A Tanzanian was the first convicted in a civilian court after being held at the Guantanamo Bay prison.
NEW YORK - Ahmed Khalfan Ghailani was sentenced to life in prison on Tuesday for his role in the 1998 U.S. Embassy bombings in East Africa -- making him the first terrorist to be plucked from the prison camp at the U.S. naval base at Guantanamo Bay, Cuba, and successfully prosecuted in a civilian court.
For the Obama administration, anxious to close the prison and move many of the prisoners to civilian courts in the United States, the sentence marks a much-needed victory in its efforts to convince the U.S. public that terrorists like Ghailani, a Tanzanian, can safely be tried, convicted and sentenced in U.S. civilian courts.
The pressure was particularly great in the Ghailani case, because a U.S. District Court jury in Manhattan, the same courthouse where the Justice Department has hoped to try five of the top plotters in the Sept. 11, 2001, attacks, acquitted Ghailani last fall of more than 280 counts of murder and conspiracy and convicted him of only a single charge of conspiracy to destroy government property.
"Finally, 12 1/2 half years after those devastating and despicable attacks, Ahmed Ghailani will pay for his crime," said Preet Bharara, U.S. attorney for the Southern District of New York.
Attorney General Eric Holder quickly indicated that the Ghailani case is proof that the federal civilian courts are often the right place to hold terrorist trials. "Hundreds of individuals have now been convicted in federal court of terrorism or terrorism-related crimes since Sept. 11, 2001," Holder said.
"As this case demonstrates," he said, "we will not rest in bringing to justice terrorists who seek to harm the American people, and we will use every tool available to the government to do so."
CIA argument rejected
Judge Lewis Kaplan delivered the maximum sentence: life with no parole. He cast aside arguments that Ghailani should have received a lesser sentence, perhaps 20 years, because he was tortured by U.S. agents. "Whatever Mr. Ghailani suffered at the hands of the CIA and others in our government, the impact on him pales in comparison to the suffering" of the victims, the judge said.
He called the bombings "a cold-blooded killing and maiming of innocent people on an enormous scale. ... It wrecked the lives of thousands of others.
In all, 224 people were killed in the August 1998 embassy bombings in Tanzania and Kenya.
Ghailani did not address the court, and he did he look at any of the victims and their families, including 11 victims and witnesses who testified about the bombing and their lives since that day. Ghailani, 36, displayed no emotion at all.
Because the defendant was convicted on only the one count, his lawyers had urged Kaplan to overturn the single conviction.
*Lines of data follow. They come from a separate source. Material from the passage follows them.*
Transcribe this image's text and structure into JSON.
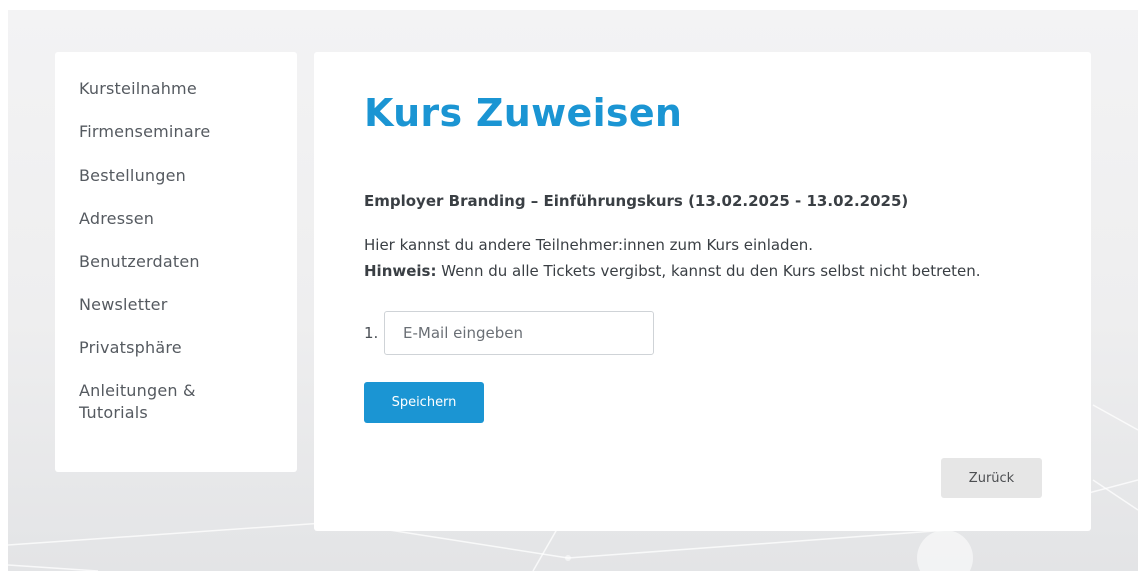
{
  "sidebar": {
    "items": [
      {
        "label": "Kursteilnahme"
      },
      {
        "label": "Firmenseminare"
      },
      {
        "label": "Bestellungen"
      },
      {
        "label": "Adressen"
      },
      {
        "label": "Benutzerdaten"
      },
      {
        "label": "Newsletter"
      },
      {
        "label": "Privatsphäre"
      },
      {
        "label": "Anleitungen & Tutorials"
      }
    ]
  },
  "main": {
    "title": "Kurs Zuweisen",
    "course_name": "Employer Branding – Einführungskurs (13.02.2025 - 13.02.2025)",
    "info_text": "Hier kannst du andere Teilnehmer:innen zum Kurs einladen.",
    "hint_label": "Hinweis:",
    "hint_text": " Wenn du alle Tickets vergibst, kannst du den Kurs selbst nicht betreten.",
    "email_rows": [
      {
        "number": "1.",
        "value": "",
        "placeholder": "E-Mail eingeben"
      }
    ],
    "save_label": "Speichern",
    "back_label": "Zurück"
  },
  "colors": {
    "accent": "#1b95d3",
    "text": "#3a3f44",
    "sidebar_text": "#555a60",
    "back_button_bg": "#e6e6e6",
    "page_background": "#eeeeef"
  }
}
But with government evidence that Ghailani had purchased the TNT and the truck that carried the bomb to the embassy in Dar es Salaam, Tanzania, the judge refused.
Prosecutors stressed to the judge that Ghailani hurriedly left Kenya, the site of the second bombing, carrying multiple passports and a cell phone shared by other conspirators -- all signs that Ghailani was deeply involved in the planning of the attacks.